Pressure ulcers (or bed sores as they are commonly known) occur for a number of complex reasons. This means there is no one solution to their prevention, however it is known that there are certain factors that increase the risk of a pressure sore developing. The consensus is, according to the National Pressure Ulcer Advisory Panel (NPUAP)1, that:
Nutrition is an important aspect of a comprehensive care plan for the prevention and treatment of pressure ulcers.
This is backed up by the latest white paper from the NPUAP, European Pressure Ulcer Advisory Panel (EPUAP), and the Pan Pacific Pressure Injury Alliance (PPPIA)2 which suggests that nutrition and hydration play an important role in both preserving tissue viability and repairing tissue during the pressure ulcer healing process.
Whilst not all risk factors can be managed, as the EPUAP3 points out, there are two factors that can be controlled to a certain extent; tissue loading (through the use of pressure relieving mattresses & cushions along with regular turning/moving regimes) and nutrition.
There are a number of practical steps that can be taken by any healthcare setting to ensure nutrition is considered in those people at risk, although it should be remembered that these do not replace clinical judgement:
- Assessment of an individual’s nutritional status – using measurement tools (such as BMI although this can be problematic in older patients due to altered fat/lean body ratio) 3
- Follow a specific protocol for measuring patient’s weight (time of day, no shoes etc) 3
- Keep a record of food/fluid intake over a prescribed period to allow for evaluation3
- Re-assess regularly3
- If malnutrition is suspected then possible reasons for this weight loss should be explored3

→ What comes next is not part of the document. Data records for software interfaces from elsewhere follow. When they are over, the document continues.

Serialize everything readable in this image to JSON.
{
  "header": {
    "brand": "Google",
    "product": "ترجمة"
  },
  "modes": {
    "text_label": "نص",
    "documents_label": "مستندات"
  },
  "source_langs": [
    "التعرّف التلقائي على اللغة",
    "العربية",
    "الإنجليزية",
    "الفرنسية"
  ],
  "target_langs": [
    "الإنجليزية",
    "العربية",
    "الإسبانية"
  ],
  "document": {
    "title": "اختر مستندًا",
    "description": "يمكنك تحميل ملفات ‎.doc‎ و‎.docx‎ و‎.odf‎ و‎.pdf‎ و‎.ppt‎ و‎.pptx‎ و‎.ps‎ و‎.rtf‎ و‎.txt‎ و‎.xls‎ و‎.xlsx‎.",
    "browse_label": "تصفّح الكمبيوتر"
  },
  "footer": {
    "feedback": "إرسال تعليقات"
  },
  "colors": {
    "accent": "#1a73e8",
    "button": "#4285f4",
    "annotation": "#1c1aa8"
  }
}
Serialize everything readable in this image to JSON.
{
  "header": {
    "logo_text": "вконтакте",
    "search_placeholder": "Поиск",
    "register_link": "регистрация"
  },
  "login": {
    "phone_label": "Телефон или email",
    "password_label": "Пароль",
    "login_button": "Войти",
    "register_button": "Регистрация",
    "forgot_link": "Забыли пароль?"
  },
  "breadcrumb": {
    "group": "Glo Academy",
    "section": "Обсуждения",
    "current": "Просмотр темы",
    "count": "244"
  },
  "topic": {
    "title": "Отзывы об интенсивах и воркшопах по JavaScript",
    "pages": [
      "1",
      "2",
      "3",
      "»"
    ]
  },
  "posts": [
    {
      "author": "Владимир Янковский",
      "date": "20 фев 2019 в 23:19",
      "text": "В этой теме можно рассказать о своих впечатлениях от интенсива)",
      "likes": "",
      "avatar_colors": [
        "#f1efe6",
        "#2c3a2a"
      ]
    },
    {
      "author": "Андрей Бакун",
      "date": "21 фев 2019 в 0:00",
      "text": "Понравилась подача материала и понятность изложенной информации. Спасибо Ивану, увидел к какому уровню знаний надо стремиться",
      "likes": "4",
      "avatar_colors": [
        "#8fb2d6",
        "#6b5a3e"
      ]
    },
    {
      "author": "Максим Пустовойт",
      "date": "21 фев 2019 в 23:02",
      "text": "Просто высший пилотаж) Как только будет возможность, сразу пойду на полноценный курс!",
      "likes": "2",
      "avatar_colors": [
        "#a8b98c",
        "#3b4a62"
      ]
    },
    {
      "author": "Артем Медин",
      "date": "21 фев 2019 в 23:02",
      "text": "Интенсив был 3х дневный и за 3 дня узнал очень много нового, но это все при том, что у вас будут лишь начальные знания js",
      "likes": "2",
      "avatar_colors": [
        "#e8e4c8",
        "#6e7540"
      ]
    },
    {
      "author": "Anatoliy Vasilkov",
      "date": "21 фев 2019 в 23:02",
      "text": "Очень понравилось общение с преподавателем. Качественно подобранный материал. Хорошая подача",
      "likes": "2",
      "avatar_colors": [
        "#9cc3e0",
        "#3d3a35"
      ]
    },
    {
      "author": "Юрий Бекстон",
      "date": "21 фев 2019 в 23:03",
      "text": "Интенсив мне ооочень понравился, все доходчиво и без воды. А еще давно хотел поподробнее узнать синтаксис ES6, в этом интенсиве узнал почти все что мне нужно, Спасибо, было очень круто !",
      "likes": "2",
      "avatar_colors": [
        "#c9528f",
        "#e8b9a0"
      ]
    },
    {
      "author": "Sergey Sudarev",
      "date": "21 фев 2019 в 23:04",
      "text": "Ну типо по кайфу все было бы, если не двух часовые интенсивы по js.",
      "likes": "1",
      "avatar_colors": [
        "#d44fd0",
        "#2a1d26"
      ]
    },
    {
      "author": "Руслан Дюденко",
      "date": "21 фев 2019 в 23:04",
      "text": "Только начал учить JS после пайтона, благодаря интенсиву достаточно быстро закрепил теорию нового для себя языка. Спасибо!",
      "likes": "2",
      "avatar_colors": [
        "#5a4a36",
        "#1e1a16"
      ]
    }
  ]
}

- Where malnutrition may be present, nutritional intervention may be required – ideally through oral feeding with nutritional supplements as a next step. 3
- Nutritional intervention should be regularly re-assessed. 3
Putting the ‘Cared for’ First
Whilst it is important to try to improve a patient’s nutritional status if they are malnourished, it is also important to remember that all individuals have different needs and have their own unique situation, and these need to be considered when thinking about any intervention plan.
Some things that may encourage eating are:
- Consider the quality-density of food rather than the quantity – aim for protein-energy rich foods
- Consider access to food – are they restricted in any way, could this be made better?
- Consider the texture of the food – is it easy for them to eat, how do they like their food?
- Try giving food in smaller portions more regularly
- Always ensure enough fluid intake (at least 1.5 litres a day)
- Aim for a balanced diet from all food groups (see the Eatwell Guide)
- Fortify meals/snack/drinks where possible
More useful information on nutrition for older people and those with pressure ulcers can be found by following the links below:
1 NPUAP (2009) The Role of Nutrition in Pressure Ulcer Prevention and Treatment: National Pressure Ulcer Advisory Panel White Paper[Online]. Available at http://www.npuap.org/wp-content/uploads/2012/03/Nutrition-White-Paper-Website-Version.pdf (Accessed 22 March 2017).
2 Skin & Wound Care (2015) ‘The Role of Nutrition for Pressure Ulcer Management: National Pressure Ulcer Advisory Panel, European Pressure Ulcer Advisory Panel, and Pan Pacific Pressure Injury Alliance White Paper’ [Online]. Available at http://journals.lww.com/aswcjournal/Fulltext/2015/04000/The_Role_of_Nutrition_for_Pressure_Ulcer.7.aspx (Accessed 22 March 2017).
3 EPUAP (2003) National Guidelines for Pressure Ulcer Prevention and Treatment, [Online]. Available at http://www.judy-waterlow.co.uk/downloads/english_nutritional_guidelines.pdf (Accessed 14 Dec 2016).
About the author – Ray Booth
Ray Booth is Research & Innovation Director at Select Medical. He has been involved in the pressure care equipment industry for over 20 years, and has created a wide range of well-designed alternating air pressure mattress systems for use in hospital, hospice and community healthcare sectors.